Before it was conquered in war and turmoil, Ningxia was the territory of a kingdom of a recondite sort the Western Xia which was locked in armed confrontation with the Song (960-1279), Liao (916-1127) and Jin (115-1234) for a span of 189 years. Historical tales about the rise and fall of this legendary kingdom are still very much on the lips of storytellers today.
This is a land of hope as well, a land glorified by the distinct folkways of the ethnic Hui people who have, through the ages, lived in fraternity with some 20 other ethnic peoples such as the Hans, Manchus, Mongols and Dongxiang. Today, this multiracial population is contributing its wisdom and efforts to turning the small region of Ningxia into a prosperous economic dynamo and a picturesque cultural phenomenon.
The name Ningxia was first coined during the Yuan(1271-1234). The region, the original Zhongxing Proto-Province, was renamed Ningxia Prefecture-Pircuit in 1288, or the 25th year of the reign of the Yuan. The Ningxia Hui Autonomous Region, established in 1958, covers a total area of 51, 800 square kilometres and has a population of 5. 615 million. Yinchuan is the capital. The region is bordered by Gansu on the south, Shanxi on the east, and the Inner Mongolia Autonomous Region in the north.

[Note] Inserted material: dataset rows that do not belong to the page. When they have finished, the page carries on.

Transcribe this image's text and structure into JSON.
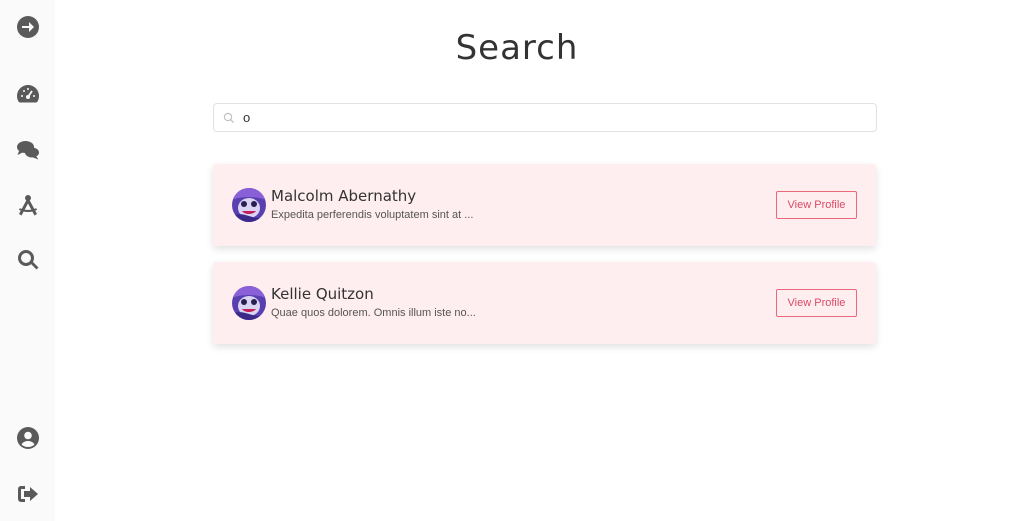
{
  "sidebar": {
    "items": [
      {
        "icon": "arrow-right-circle-icon"
      },
      {
        "icon": "dashboard-gauge-icon"
      },
      {
        "icon": "comments-icon"
      },
      {
        "icon": "drafting-compass-icon"
      },
      {
        "icon": "search-icon"
      }
    ],
    "bottom_items": [
      {
        "icon": "user-circle-icon"
      },
      {
        "icon": "sign-out-icon"
      }
    ]
  },
  "page": {
    "title": "Search"
  },
  "search": {
    "value": "o",
    "icon": "search-icon"
  },
  "results": [
    {
      "name": "Malcolm Abernathy",
      "description": "Expedita perferendis voluptatem sint at ...",
      "button_label": "View Profile"
    },
    {
      "name": "Kellie Quitzon",
      "description": "Quae quos dolorem. Omnis illum iste no...",
      "button_label": "View Profile"
    }
  ],
  "colors": {
    "card_background": "#ffeef0",
    "button_accent": "#e8697e",
    "icon_gray": "#5a5a5a"
  }
}
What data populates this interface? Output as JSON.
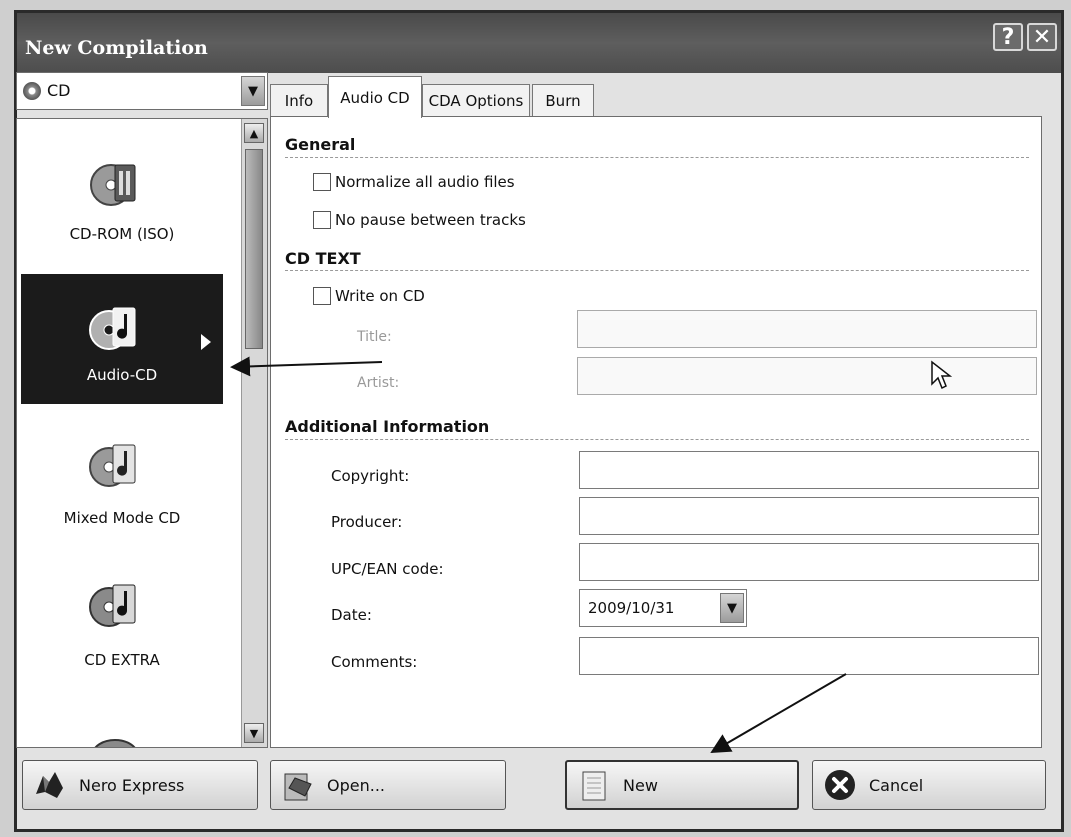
{
  "window": {
    "title": "New Compilation",
    "help_glyph": "?",
    "close_glyph": "✕"
  },
  "media_combo": {
    "value": "CD",
    "icon": "cd-disc-icon",
    "arrow_glyph": "▼"
  },
  "compilation_types": [
    {
      "label": "CD-ROM (ISO)",
      "icon": "cd-rom-icon",
      "selected": false
    },
    {
      "label": "Audio-CD",
      "icon": "audio-cd-icon",
      "selected": true
    },
    {
      "label": "Mixed Mode CD",
      "icon": "mixed-mode-cd-icon",
      "selected": false
    },
    {
      "label": "CD EXTRA",
      "icon": "cd-extra-icon",
      "selected": false
    }
  ],
  "scroll": {
    "up_glyph": "▲",
    "down_glyph": "▼"
  },
  "tabs": [
    {
      "label": "Info",
      "active": false
    },
    {
      "label": "Audio CD",
      "active": true
    },
    {
      "label": "CDA Options",
      "active": false
    },
    {
      "label": "Burn",
      "active": false
    }
  ],
  "general": {
    "heading": "General",
    "normalize_label": "Normalize all audio files",
    "normalize_checked": false,
    "no_pause_label": "No pause between tracks",
    "no_pause_checked": false
  },
  "cd_text": {
    "heading": "CD TEXT",
    "write_label": "Write on CD",
    "write_checked": false,
    "title_label": "Title:",
    "title_value": "",
    "artist_label": "Artist:",
    "artist_value": ""
  },
  "additional": {
    "heading": "Additional Information",
    "copyright_label": "Copyright:",
    "copyright_value": "",
    "producer_label": "Producer:",
    "producer_value": "",
    "upc_label": "UPC/EAN code:",
    "upc_value": "",
    "date_label": "Date:",
    "date_value": "2009/10/31",
    "comments_label": "Comments:",
    "comments_value": ""
  },
  "buttons": {
    "nero_express": "Nero Express",
    "open": "Open...",
    "new": "New",
    "cancel": "Cancel"
  },
  "colors": {
    "selection": "#1b1b1b",
    "titlebar": "#4f4f4f"
  }
}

A rolling loess country graced with a gigantic patchwork of green paddy fields, golden deserts, groves of lush willows and bushes of red flowers this mixture of northern highland grandeur with scenic niceties that can otherwise be seen only south of the Yangtze, is made possible by the region’s one-of-a-kind topography and landform.